EU referendum: What you need to know about polling day and what happens next
Today, the UK will vote on whether to remain a member of the EU or leave - a decision that looks as if it will go down to the wire. Here is everything you need to know about polling day and its immediate aftermath.
HOW DO I VOTE?
There are three ways to vote — in person, by post or by proxy. The deadline for the second two methods has now passed. People who are intending to vote in person should make their way to their nearest polling station today.
If you have a medical emergency on the day, you will be able to apply for an emergency proxy vote — as long as you do so before the deadline of 5pm.

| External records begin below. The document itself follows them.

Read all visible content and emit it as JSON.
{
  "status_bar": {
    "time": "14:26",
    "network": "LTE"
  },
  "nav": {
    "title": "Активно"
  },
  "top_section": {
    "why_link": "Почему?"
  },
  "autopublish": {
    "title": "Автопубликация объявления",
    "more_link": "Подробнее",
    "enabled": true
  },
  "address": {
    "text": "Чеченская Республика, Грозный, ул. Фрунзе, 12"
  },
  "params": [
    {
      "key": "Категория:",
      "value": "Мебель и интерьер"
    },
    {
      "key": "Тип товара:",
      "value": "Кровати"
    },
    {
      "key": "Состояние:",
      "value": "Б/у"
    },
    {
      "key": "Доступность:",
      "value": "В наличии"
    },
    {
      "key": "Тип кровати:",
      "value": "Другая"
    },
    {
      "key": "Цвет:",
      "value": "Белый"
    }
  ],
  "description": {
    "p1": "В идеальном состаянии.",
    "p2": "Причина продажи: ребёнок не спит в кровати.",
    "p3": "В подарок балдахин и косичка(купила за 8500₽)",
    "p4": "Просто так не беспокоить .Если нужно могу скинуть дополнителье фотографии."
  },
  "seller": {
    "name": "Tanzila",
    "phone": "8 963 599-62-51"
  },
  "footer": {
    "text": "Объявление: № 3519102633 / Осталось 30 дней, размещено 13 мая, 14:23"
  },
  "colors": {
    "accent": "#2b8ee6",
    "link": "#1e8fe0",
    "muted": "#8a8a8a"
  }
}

You can also apply to vote by emergency proxy if your occupation, service or employment means you cannot go to the polling station in person, and you only became aware of that fact after the proxy vote deadline.
WHAT WILL BE ON THE BALLOT PAPER?

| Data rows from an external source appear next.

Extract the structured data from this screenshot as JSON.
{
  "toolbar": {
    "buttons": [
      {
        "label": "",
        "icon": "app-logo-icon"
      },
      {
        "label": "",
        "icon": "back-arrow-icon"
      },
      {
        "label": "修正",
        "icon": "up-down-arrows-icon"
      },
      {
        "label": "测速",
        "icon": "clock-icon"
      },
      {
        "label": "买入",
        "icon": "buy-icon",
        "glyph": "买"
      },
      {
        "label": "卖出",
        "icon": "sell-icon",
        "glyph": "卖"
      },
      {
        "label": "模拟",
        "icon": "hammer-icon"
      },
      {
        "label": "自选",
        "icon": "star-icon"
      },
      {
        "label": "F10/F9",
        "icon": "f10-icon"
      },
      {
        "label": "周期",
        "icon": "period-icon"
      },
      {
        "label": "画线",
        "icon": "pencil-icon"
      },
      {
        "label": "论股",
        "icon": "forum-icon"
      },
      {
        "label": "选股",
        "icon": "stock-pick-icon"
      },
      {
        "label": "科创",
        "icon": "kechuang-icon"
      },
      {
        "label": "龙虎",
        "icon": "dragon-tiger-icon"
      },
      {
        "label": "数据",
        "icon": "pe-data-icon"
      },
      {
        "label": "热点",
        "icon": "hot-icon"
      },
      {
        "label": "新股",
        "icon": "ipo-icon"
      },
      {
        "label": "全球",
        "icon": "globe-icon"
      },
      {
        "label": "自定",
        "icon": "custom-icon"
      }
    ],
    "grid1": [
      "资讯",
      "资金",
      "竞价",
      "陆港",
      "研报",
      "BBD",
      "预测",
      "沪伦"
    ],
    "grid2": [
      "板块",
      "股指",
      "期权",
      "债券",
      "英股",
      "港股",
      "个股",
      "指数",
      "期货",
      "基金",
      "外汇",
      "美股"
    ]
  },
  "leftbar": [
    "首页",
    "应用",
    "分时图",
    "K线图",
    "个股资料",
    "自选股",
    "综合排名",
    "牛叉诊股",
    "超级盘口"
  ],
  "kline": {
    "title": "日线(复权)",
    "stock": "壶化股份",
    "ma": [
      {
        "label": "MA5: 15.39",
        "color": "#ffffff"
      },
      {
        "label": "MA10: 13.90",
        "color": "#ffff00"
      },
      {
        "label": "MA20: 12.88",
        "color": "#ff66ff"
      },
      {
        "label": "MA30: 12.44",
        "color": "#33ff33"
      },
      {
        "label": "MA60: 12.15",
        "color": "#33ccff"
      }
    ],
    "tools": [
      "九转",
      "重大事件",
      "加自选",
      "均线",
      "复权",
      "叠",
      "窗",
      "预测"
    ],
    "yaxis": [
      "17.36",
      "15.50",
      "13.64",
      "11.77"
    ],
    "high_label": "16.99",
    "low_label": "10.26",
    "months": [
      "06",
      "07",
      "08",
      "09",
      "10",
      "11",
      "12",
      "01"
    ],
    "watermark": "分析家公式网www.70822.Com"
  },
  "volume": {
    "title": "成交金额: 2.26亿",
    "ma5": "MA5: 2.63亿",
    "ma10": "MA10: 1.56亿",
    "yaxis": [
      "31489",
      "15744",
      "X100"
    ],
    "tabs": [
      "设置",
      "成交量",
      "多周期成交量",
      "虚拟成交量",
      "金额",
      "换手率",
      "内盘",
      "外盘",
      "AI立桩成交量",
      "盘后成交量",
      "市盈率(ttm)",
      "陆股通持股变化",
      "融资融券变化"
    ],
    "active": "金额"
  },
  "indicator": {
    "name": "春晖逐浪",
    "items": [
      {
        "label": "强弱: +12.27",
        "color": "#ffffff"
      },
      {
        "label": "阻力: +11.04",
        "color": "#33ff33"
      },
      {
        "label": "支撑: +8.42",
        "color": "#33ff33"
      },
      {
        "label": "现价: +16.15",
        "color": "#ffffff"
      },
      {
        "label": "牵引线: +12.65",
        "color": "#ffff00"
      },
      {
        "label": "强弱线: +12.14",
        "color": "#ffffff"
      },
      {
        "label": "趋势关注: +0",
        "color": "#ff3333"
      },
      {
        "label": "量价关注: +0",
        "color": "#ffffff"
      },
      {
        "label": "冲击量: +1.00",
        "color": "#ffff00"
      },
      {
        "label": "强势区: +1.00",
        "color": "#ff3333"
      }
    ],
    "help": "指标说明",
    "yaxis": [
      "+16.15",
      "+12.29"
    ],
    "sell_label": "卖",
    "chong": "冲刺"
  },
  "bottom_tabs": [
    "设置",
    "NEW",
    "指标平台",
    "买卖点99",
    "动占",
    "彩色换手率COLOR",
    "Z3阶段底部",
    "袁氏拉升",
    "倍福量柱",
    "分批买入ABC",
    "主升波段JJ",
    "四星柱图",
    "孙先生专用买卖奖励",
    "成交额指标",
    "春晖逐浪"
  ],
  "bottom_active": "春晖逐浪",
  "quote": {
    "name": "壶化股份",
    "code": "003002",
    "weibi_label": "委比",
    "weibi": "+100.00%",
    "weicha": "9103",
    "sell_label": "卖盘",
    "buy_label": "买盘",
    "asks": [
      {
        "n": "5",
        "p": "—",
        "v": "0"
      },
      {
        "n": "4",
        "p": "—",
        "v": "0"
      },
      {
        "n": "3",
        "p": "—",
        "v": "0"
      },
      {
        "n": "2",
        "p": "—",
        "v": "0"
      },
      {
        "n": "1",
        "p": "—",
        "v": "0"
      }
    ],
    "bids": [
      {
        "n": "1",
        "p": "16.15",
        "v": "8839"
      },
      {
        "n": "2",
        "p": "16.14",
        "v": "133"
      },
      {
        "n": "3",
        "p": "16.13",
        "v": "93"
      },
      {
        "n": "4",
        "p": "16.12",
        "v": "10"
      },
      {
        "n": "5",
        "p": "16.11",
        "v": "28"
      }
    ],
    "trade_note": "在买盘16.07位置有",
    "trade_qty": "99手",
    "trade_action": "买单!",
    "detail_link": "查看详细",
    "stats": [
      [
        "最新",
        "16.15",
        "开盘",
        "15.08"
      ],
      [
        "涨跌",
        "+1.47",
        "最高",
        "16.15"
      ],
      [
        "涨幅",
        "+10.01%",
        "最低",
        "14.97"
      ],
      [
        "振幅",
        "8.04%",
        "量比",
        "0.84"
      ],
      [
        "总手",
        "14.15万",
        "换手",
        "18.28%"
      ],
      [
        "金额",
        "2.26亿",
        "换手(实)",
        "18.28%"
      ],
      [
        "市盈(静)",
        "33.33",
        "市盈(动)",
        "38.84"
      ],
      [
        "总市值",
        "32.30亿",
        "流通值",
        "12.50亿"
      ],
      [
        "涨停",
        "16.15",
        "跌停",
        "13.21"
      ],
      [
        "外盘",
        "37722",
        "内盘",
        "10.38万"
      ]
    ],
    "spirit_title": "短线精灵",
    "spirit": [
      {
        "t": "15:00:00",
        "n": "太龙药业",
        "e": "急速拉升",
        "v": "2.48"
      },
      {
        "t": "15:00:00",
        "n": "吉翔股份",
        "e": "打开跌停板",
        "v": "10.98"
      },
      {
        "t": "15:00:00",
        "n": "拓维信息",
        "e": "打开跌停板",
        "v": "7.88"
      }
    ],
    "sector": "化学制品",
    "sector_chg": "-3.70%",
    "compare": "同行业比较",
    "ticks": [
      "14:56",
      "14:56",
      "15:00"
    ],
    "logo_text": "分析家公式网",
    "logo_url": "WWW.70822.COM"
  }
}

Voters will be asked: “Should the United Kingdom remain a member of the European Union or leave the European Union?”. They will then need to choose whether they want to “Remain a member of the European Union” or “Leave the European Union” by placing a cross in the appropriate box.
WHEN CAN I VOTE?

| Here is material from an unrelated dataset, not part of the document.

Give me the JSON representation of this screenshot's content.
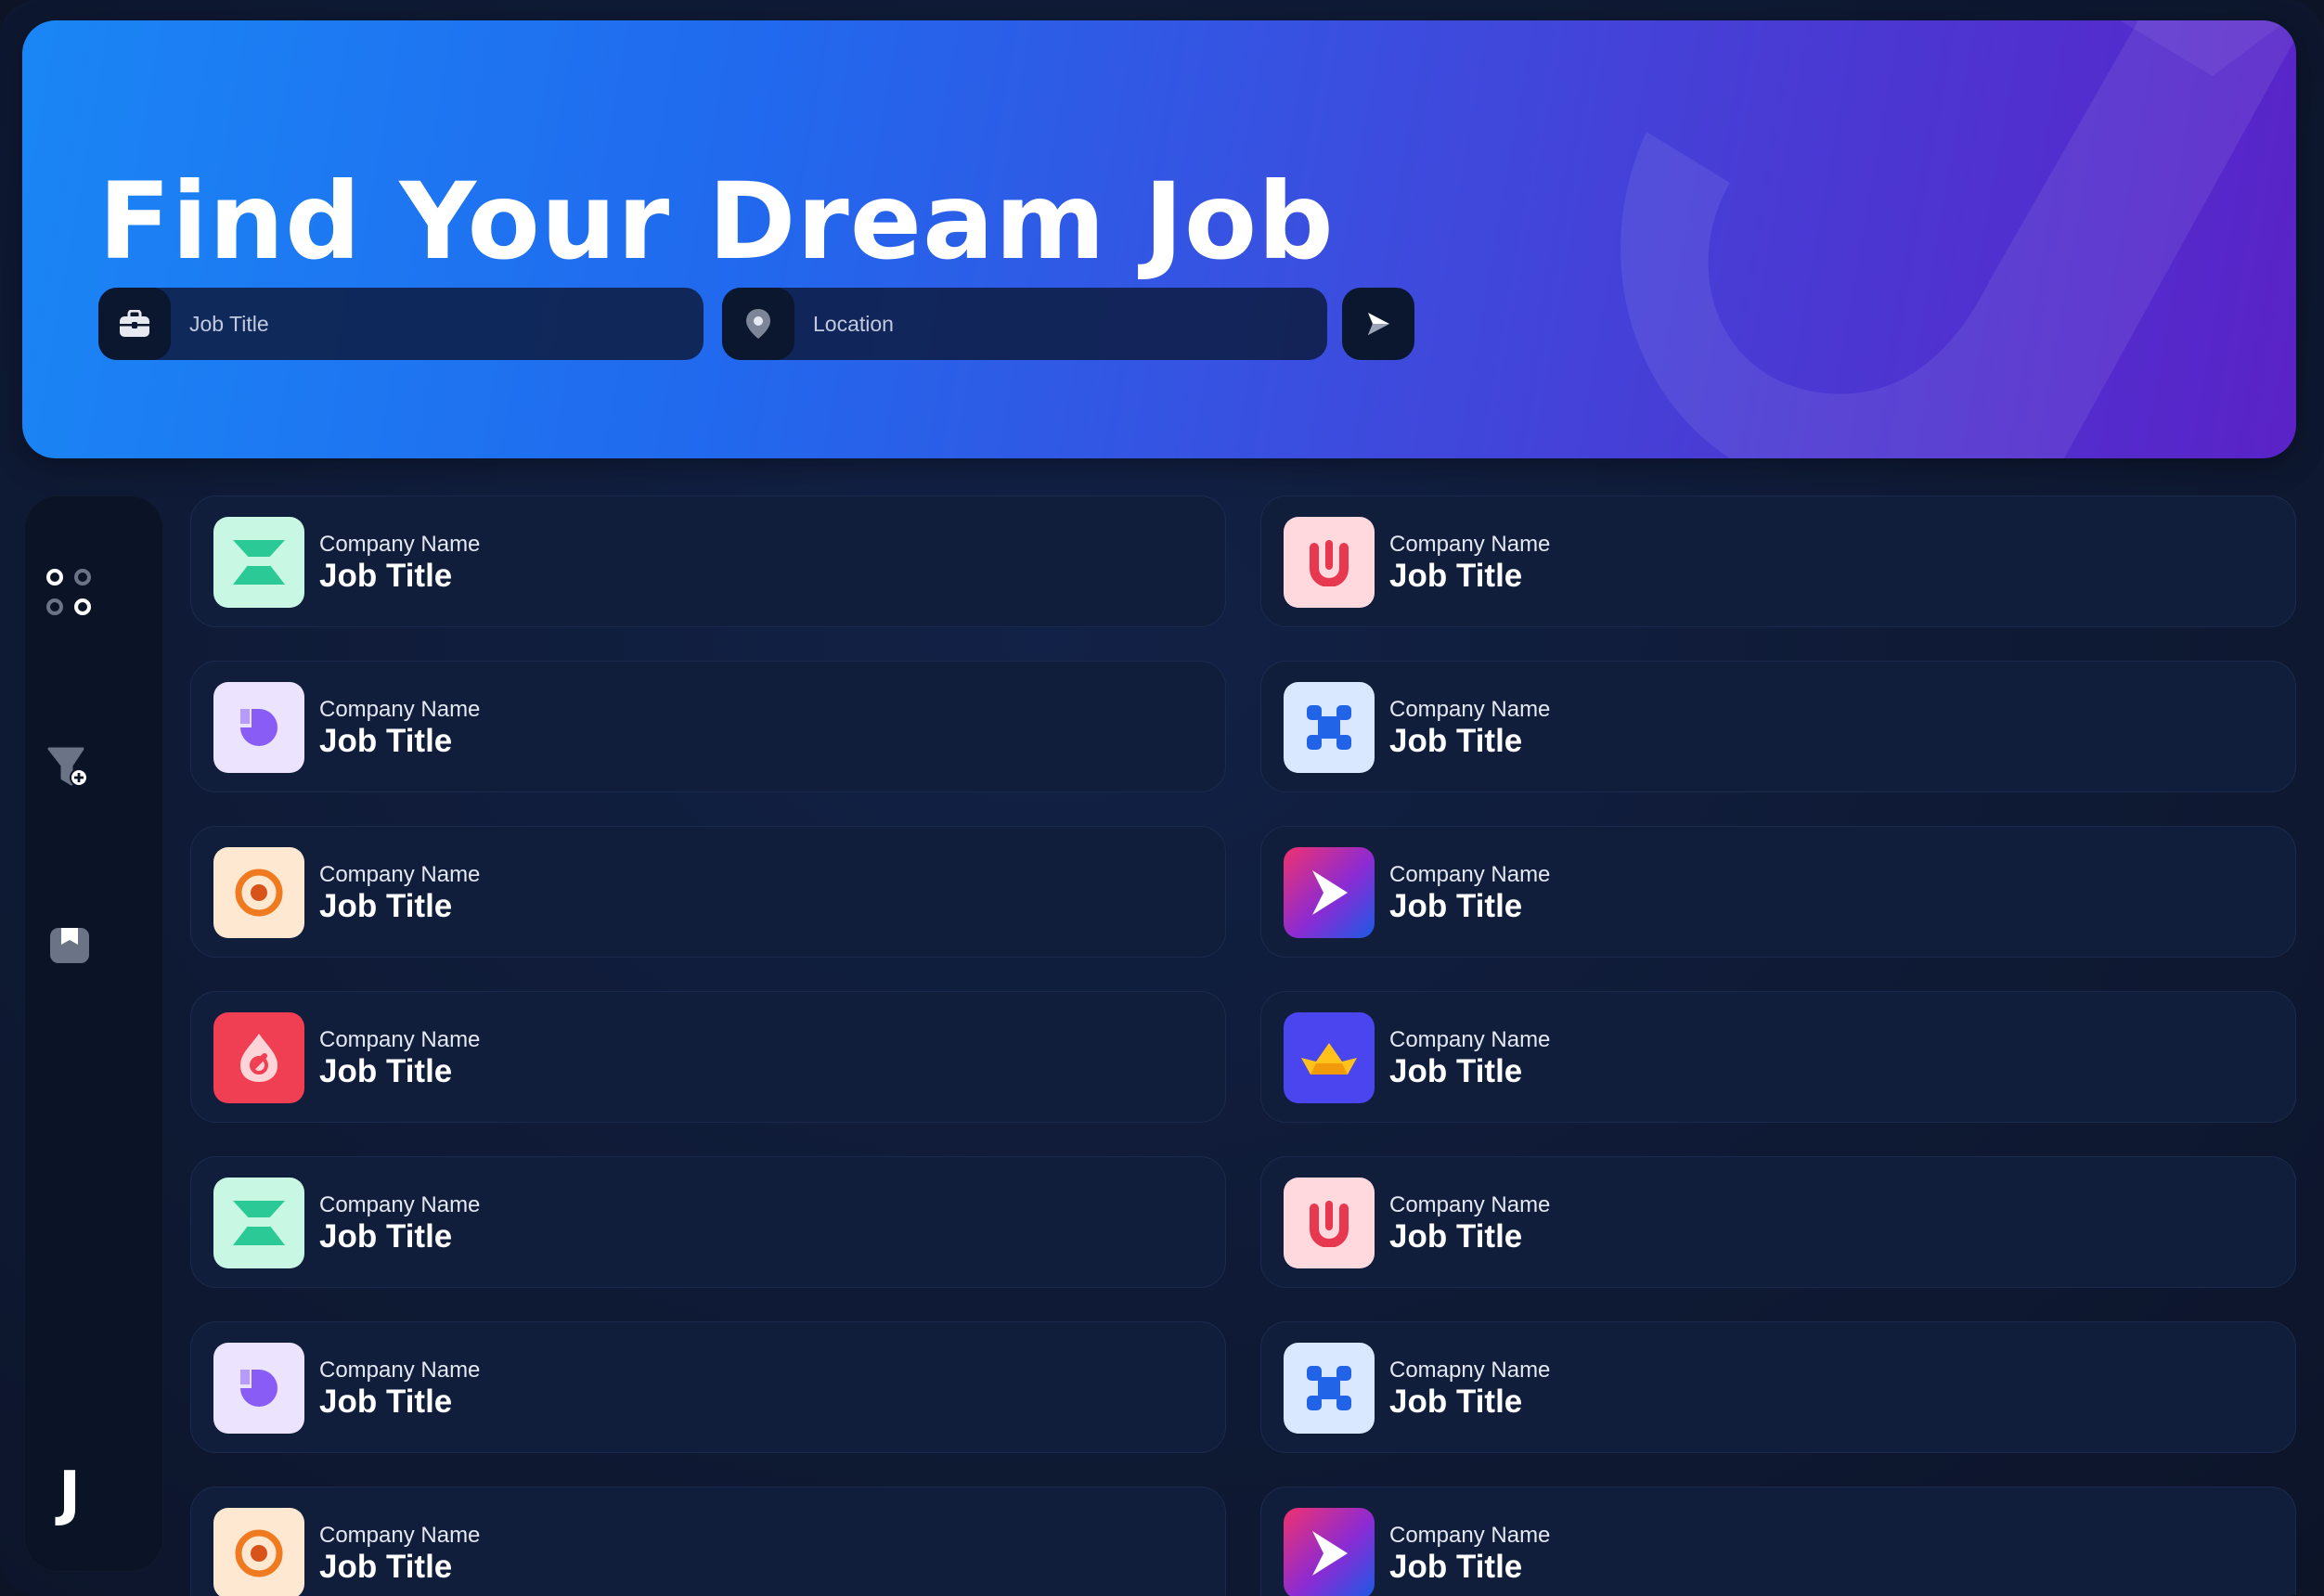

Polling stations open at 7am. You do not need your polling card to vote — but in Northern Ireland you will need to bring a correct form of photo ID. At 10pm the polls will close.
If voter turnout is very high, there may be queues at some polling stations. As long as you are in the queue before the 10pm cut-off, you will be able to vote.
WHAT HAPPENS AFTER ALL THE VOTES ARE CAST?
When the polls close, counting will begin across the United Kingdom. The country has been divided into 382 voting areas, each of which will declare its own result.
The overall result for the whole of the UK will be announced only when all 382 areas have declared.
WHO WILL BE COVERING IT ON TELEVISION?
BBC, ITV and Sky will be providing live coverage into the night after the polls close.
WHEN WILL WE HAVE SOME IDEA OF THE RESULT?
It depends — if one side is heading for a clear majority of votes, then this should be evident by around 6am.
However, if the results keep both sides neck-and-neck, it might not be until the final declaration is made that we know what the UK has decided.
Unlike the 2015 general election, there will not be an official exit poll giving an indication of which way the votes are leaning.
This is because there is thought to be too great a margin of error in a contest that is predicted to be very close.